“It is abundantly clear that Rishi Sunak has what it takes to match the challenges we face — he is the right person to lead our Party,” former cabinet minister Sajid Javid said in his announcement of support.
“He has the talent, integrity, and humility necessary to provide us with a fresh start and a steady hand,” Conservative lawmaker Gavin Williamson tweeted, as others hailed Sunak’s “competence” and “economic foresight.”
Loyalists point out that during the previous leadership contest against Truss this summer, his candidacy received the most support from his parliamentary colleagues. And many of his economic ideas have turned out to be prescient, those backers say.
Not all are so gushing.
His critics contend that he betrayed Johnson, his old boss, when he resigned as finance minister in early July. That led to the collapse of the cabinet soon afterward, and then Johnson’s downfall.
Speculation of Johnson’s return to the political fray have already laid bare the intense divide in opinion on him among politicians and much of the weary British public.
Mordaunt said she was encouraged to run by colleagues who wanted a “fresh start,” but she is viewed by some Conservatives as a compromise candidate for politicians in the Sunak and Johnson camps who cannot quite bring themselves to back a rival.
A candidate needs to gain more than 100 votes from the party’s members of Parliament to progress to the next round. There are 357 Conservative lawmakers in office at the moment.
Given the high bar, it’s possible that only one individual secures that number, meaning that a new prime minister could be installed at 10 Downing Street on Monday, when nominations close. If more than one candidate crosses the threshold, Conservative Parliament members would take “indicative” votes to try to narrow the field. If the field remains divided, they will take an online vote of party members.
Educated at one of Britain’s most prestigious private schools, like Johnson, he has a glittering résumé, with degrees from the University of Oxford and Stanford University and a stint at the Goldman Sachs investment bank.
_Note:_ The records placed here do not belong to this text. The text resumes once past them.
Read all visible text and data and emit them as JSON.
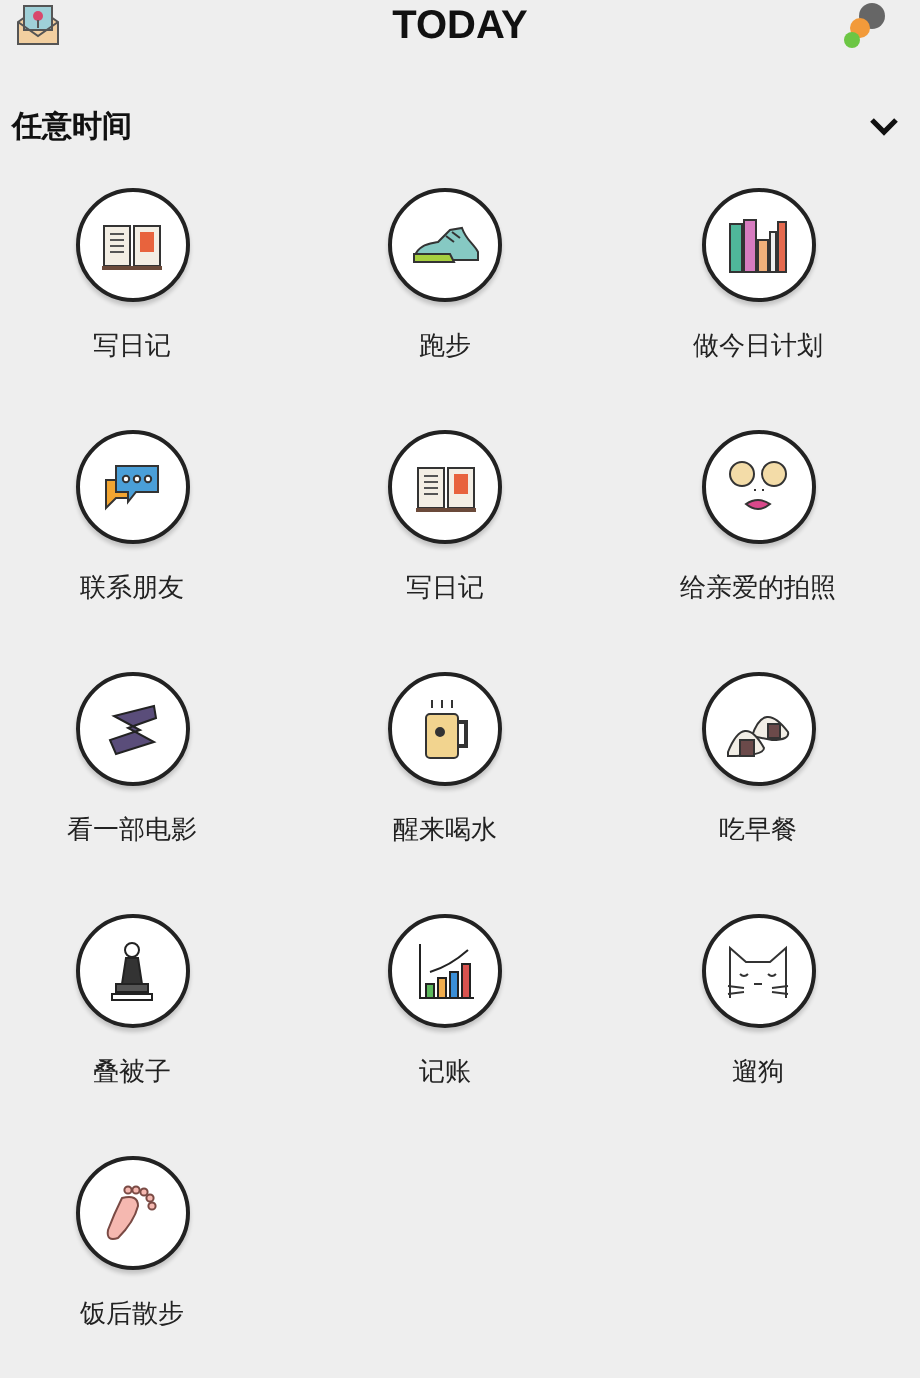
{
  "header": {
    "title": "TODAY"
  },
  "section": {
    "title": "任意时间",
    "expanded": true,
    "items": [
      {
        "label": "写日记"
      },
      {
        "label": "跑步"
      },
      {
        "label": "做今日计划"
      },
      {
        "label": "联系朋友"
      },
      {
        "label": "写日记"
      },
      {
        "label": "给亲爱的拍照"
      },
      {
        "label": "看一部电影"
      },
      {
        "label": "醒来喝水"
      },
      {
        "label": "吃早餐"
      },
      {
        "label": "叠被子"
      },
      {
        "label": "记账"
      },
      {
        "label": "遛狗"
      },
      {
        "label": "饭后散步"
      }
    ]
  }
}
One of the wealthiest British politicians, he is married to the Indian tech heiress Akshata Murthy, whose tax affairs caused the former finance minister some political discomfort during his leadership campaign in the summer.
And a video clip from a 2007 BBC documentary, in which Sunak suggests he doesn’t have any “working-class friends,” is recirculating online as some Britons frown upon the array of upper-class Conservative contenders.
Nonetheless, he remains popular among politicians of his own party, although he fares less well among the Conservative Party’s national membership, who favored Truss in September by 57.4 percent to 42.6 percent.
After George Floyd was killed by police in Minneapolis and the Black Lives Matter movement swept much of the world in 2020, Sunak spoke out about the racism he has faced in public life and about the struggles his family overcame as immigrants to Britain. He also has publicly championed his Hindu faith, swearing on a revered Hindu text, the Bhagavad Gita, when he took office.
To his supporters, Sunak is a steady hand on the economic tiller, as he correctly predicted the market crisis sparked by Truss’s policies when she slashed taxes and sent the British pound plummeting. He called Truss’s proposed economic reforms “fairy tale” economics before she took office, an assessment that is likely to lend credence to his image of fiscal responsibility.
A blot on his record, however, is his link to the “Partygate” scandal that toppled Johnson’s government. Like his boss, Sunak was fined by police while in office for attending parties at 10 Downing Street while Britons were under severe government-imposed coronavirus lockdown restrictions.
“The truth is [that] just passing around the prime minister job, the chancellor job, like it’s some sort of game of ‘pass the parcel,’ is not going to provide the country with the leadership and the stability that we desperately need,” Sunak’s former opposite number, Labour Party shadow finance minister Rachel Reeves, told the BBC on Friday.